Graduate Degree Type
Criminal Justice (M.S.)
School of Criminal Justice
Studies have shown that there is a connection between negative family influences and adolescent deviance. The purpose of this study was to investigate how negative family factors may lead to adolescent substance use. The study examines literature that suggests that negative family factors may trigger adolescent substance use. This study utilized secondary data from the 1995 National Survey of Adolescents in the United States (Kilpatrick and Saunders, 1995). A representative sample of adolescents (ages 12-17) and adult parents from the United States was analyzed (n = 4,023). This study examined the direct effects negative family factors have on adolescent alcohol and marijuana use, while observing the mediating effects of peer delinquency, poor school performance, depression, and anxiety, controlling for age, race, sex, and SES. Results reveal that although children who come from homes where negative family influences are observed, peer delinquency appears to be the most prominent explanatory variable for adolescent substance use.
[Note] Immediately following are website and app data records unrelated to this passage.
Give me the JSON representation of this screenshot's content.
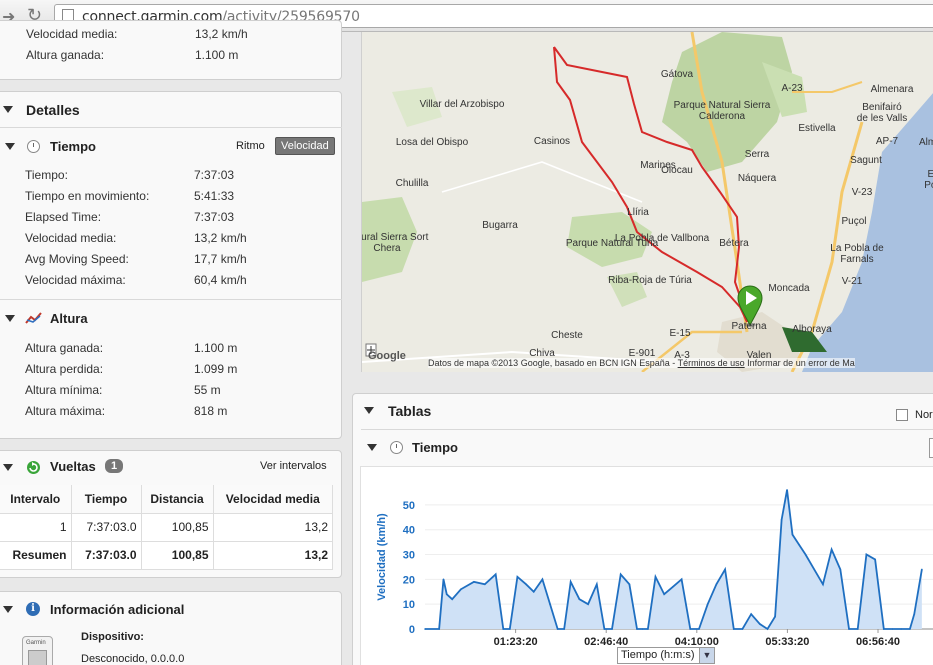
{
  "browser": {
    "back_icon": "arrow-right-icon",
    "reload_icon": "reload-icon",
    "url_host": "connect.garmin.com",
    "url_path": "/activity/259569570"
  },
  "summary_top": {
    "cut_label": "Velocidad media:",
    "cut_value": "13,2 km/h",
    "gain_label": "Altura ganada:",
    "gain_value": "1.100 m"
  },
  "details": {
    "title": "Detalles",
    "time": {
      "title": "Tiempo",
      "toggle_pace": "Ritmo",
      "toggle_speed": "Velocidad",
      "rows": [
        {
          "label": "Tiempo:",
          "value": "7:37:03"
        },
        {
          "label": "Tiempo en movimiento:",
          "value": "5:41:33"
        },
        {
          "label": "Elapsed Time:",
          "value": "7:37:03"
        },
        {
          "label": "Velocidad media:",
          "value": "13,2 km/h"
        },
        {
          "label": "Avg Moving Speed:",
          "value": "17,7 km/h"
        },
        {
          "label": "Velocidad máxima:",
          "value": "60,4 km/h"
        }
      ]
    },
    "elevation": {
      "title": "Altura",
      "rows": [
        {
          "label": "Altura ganada:",
          "value": "1.100 m"
        },
        {
          "label": "Altura perdida:",
          "value": "1.099 m"
        },
        {
          "label": "Altura mínima:",
          "value": "55 m"
        },
        {
          "label": "Altura máxima:",
          "value": "818 m"
        }
      ]
    }
  },
  "laps": {
    "title": "Vueltas",
    "count": "1",
    "link": "Ver intervalos",
    "headers": [
      "Intervalo",
      "Tiempo",
      "Distancia",
      "Velocidad media"
    ],
    "rows": [
      [
        "1",
        "7:37:03.0",
        "100,85",
        "13,2"
      ],
      [
        "Resumen",
        "7:37:03.0",
        "100,85",
        "13,2"
      ]
    ]
  },
  "extra_info": {
    "title": "Información adicional",
    "device_label": "Dispositivo:",
    "device_value": "Desconocido, 0.0.0.0",
    "device_icon_text": "Garmin"
  },
  "map": {
    "labels": [
      "Gátova",
      "A-23",
      "Almenara",
      "Villar del Arzobispo",
      "Parque Natural Sierra Calderona",
      "Benifairó de les Valls",
      "AP-7",
      "Estivella",
      "Almar",
      "Losa del Obispo",
      "Casinos",
      "Olocau",
      "Serra",
      "Sagunt",
      "Marines",
      "Náquera",
      "El Por",
      "Chulilla",
      "V-23",
      "Llíria",
      "Puçol",
      "Bugarra",
      "Parque Natural Turia",
      "La Pobla de Vallbona",
      "Bétera",
      "La Pobla de Farnals",
      "Natural Sierra Sort Chera",
      "V-21",
      "Riba-Roja de Túria",
      "Moncada",
      "E-15",
      "Paterna",
      "Alboraya",
      "Cheste",
      "Chiva",
      "E-901",
      "A-3",
      "Valen"
    ],
    "attribution": "Datos de mapa ©2013 Google, basado en BCN IGN España",
    "terms": "Términos de uso",
    "report": "Informar de un error de Ma",
    "google": "Google",
    "marker_icon": "start-marker-icon"
  },
  "tables": {
    "title": "Tablas",
    "checkbox_label": "Nor",
    "time_section": "Tiempo",
    "x_select": "Tiempo (h:m:s)"
  },
  "chart_data": {
    "type": "area",
    "ylabel": "Velocidad (km/h)",
    "xlabel": "Tiempo (h:m:s)",
    "ylim": [
      0,
      58
    ],
    "yticks": [
      "0",
      "10",
      "20",
      "30",
      "40",
      "50"
    ],
    "xticks": [
      "01:23:20",
      "02:46:40",
      "04:10:00",
      "05:33:20",
      "06:56:40"
    ],
    "x": [
      "00:00:00",
      "00:13:00",
      "00:17:00",
      "00:20:00",
      "00:25:00",
      "00:33:00",
      "00:45:00",
      "00:55:00",
      "01:05:00",
      "01:12:00",
      "01:18:00",
      "01:25:00",
      "01:33:00",
      "01:40:00",
      "01:48:00",
      "01:55:00",
      "02:02:00",
      "02:08:00",
      "02:14:00",
      "02:22:00",
      "02:30:00",
      "02:38:00",
      "02:45:00",
      "02:52:00",
      "03:00:00",
      "03:08:00",
      "03:15:00",
      "03:20:00",
      "03:25:00",
      "03:32:00",
      "03:40:00",
      "03:48:00",
      "03:56:00",
      "04:04:00",
      "04:12:00",
      "04:20:00",
      "04:28:00",
      "04:36:00",
      "04:44:00",
      "04:52:00",
      "05:00:00",
      "05:08:00",
      "05:15:00",
      "05:22:00",
      "05:28:00",
      "05:33:00",
      "05:38:00",
      "05:44:00",
      "05:50:00",
      "05:58:00",
      "06:06:00",
      "06:14:00",
      "06:22:00",
      "06:30:00",
      "06:38:00",
      "06:46:00",
      "06:54:00",
      "07:02:00",
      "07:10:00",
      "07:18:00",
      "07:26:00",
      "07:30:00",
      "07:37:00"
    ],
    "series": [
      {
        "values": [
          0,
          0,
          20,
          14,
          12,
          16,
          19,
          18,
          22,
          0,
          0,
          21,
          18,
          15,
          20,
          10,
          0,
          0,
          19,
          12,
          10,
          18,
          0,
          0,
          22,
          18,
          0,
          0,
          0,
          21,
          14,
          17,
          20,
          0,
          0,
          10,
          18,
          24,
          0,
          0,
          6,
          2,
          0,
          5,
          44,
          56,
          38,
          34,
          30,
          24,
          18,
          32,
          24,
          0,
          0,
          30,
          28,
          0,
          0,
          0,
          0,
          6,
          24
        ]
      }
    ]
  },
  "colors": {
    "accent_blue": "#1f6fc1",
    "area_fill": "#cfe1f6",
    "route_red": "#d62a2a",
    "marker_green": "#4aa82a"
  }
}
This study will attempt to explain these results using social learning theory and general strain theory.
Murray, Melissa Ann, "An Exploration of Negative Family Factors and Substance Use amongst Adolescents: The Lasting Effects of Family Substance Use, Parental Criminality, and Parental Corporal Punishment" (2015). Masters Theses. 760.